» **EXERCISE DETAILS**
Your answer must be every line of the data that contains "this".

» **EXERCISE DATA**
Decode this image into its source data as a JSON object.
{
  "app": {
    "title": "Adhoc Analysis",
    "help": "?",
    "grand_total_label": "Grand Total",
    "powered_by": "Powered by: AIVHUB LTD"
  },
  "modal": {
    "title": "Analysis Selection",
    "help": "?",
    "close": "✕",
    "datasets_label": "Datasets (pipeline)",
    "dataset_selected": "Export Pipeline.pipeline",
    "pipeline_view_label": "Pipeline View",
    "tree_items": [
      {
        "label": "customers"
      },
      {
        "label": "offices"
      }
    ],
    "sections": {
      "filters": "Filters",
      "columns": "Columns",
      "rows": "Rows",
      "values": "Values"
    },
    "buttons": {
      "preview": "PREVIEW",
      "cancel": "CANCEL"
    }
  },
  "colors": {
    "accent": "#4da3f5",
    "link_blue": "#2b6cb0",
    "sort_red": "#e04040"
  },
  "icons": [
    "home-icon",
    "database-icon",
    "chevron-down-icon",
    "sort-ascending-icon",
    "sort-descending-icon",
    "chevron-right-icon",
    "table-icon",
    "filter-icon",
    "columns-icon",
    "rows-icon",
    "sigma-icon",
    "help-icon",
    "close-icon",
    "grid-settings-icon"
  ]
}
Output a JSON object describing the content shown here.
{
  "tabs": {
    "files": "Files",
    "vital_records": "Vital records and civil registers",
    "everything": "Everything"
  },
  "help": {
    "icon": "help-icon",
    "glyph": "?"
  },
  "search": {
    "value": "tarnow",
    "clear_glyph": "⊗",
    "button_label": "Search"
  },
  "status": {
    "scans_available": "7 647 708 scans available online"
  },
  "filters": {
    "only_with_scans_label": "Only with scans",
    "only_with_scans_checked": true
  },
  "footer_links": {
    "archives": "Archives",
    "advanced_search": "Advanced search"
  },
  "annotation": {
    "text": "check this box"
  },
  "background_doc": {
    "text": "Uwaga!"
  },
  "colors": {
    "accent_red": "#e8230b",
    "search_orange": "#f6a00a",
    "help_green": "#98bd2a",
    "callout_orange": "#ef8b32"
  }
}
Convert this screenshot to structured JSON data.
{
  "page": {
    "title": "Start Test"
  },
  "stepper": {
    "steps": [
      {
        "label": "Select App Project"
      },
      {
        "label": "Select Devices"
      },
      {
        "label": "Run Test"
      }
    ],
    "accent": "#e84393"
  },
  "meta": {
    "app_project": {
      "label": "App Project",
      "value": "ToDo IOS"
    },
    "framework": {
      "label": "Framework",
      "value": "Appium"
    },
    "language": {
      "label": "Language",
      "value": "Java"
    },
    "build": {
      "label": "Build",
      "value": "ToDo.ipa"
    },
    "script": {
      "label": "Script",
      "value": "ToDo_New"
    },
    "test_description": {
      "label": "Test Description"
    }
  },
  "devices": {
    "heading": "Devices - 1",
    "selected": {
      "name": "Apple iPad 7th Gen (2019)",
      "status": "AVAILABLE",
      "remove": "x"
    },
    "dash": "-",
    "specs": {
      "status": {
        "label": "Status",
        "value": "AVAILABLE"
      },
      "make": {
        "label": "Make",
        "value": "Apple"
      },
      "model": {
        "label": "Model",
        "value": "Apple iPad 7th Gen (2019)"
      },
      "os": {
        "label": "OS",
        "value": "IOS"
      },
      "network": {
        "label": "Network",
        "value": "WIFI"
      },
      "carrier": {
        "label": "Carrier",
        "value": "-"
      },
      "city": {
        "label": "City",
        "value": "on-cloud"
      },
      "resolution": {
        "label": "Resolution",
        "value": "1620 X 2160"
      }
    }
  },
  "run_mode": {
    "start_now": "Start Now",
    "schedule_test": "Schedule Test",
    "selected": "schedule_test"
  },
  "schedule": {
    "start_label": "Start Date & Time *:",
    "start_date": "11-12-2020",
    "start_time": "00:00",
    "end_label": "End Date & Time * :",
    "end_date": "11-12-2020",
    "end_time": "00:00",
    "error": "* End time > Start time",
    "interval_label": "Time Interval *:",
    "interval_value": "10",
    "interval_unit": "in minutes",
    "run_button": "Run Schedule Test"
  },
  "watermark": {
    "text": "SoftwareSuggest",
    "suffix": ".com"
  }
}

» **EXERCISE ANSWER**
Decode this image into its source data as a JSON object.
    "text": "check this box"
Convert this screenshot to structured JSON data.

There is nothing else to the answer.